* _STUDY MATERIAL_
####################

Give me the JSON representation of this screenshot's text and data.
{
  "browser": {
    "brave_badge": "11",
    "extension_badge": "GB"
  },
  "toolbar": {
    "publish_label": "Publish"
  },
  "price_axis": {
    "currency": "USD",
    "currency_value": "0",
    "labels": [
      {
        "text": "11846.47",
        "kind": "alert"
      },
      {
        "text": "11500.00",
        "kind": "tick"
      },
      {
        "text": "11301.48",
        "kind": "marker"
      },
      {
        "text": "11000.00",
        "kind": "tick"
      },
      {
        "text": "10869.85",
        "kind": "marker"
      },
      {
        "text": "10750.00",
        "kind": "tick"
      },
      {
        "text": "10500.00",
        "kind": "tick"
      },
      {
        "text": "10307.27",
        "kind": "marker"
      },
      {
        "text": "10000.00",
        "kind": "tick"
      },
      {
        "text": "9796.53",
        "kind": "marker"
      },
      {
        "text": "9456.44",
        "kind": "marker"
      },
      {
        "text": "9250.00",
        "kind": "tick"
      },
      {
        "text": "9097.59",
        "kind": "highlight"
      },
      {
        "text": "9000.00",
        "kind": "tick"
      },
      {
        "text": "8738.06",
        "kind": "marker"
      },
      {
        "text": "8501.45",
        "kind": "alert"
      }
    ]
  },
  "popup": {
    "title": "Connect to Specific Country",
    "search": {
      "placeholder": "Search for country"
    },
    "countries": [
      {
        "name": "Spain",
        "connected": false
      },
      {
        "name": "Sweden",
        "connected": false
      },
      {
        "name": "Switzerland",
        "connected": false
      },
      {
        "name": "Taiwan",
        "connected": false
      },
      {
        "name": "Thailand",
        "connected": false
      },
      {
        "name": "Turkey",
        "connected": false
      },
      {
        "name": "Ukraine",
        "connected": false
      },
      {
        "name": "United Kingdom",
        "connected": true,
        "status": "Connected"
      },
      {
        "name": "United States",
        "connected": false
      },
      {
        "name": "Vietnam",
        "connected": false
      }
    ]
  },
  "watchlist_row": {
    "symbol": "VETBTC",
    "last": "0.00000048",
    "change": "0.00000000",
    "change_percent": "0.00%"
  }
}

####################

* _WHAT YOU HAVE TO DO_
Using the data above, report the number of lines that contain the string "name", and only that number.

* _EXERCISE RESULT_
10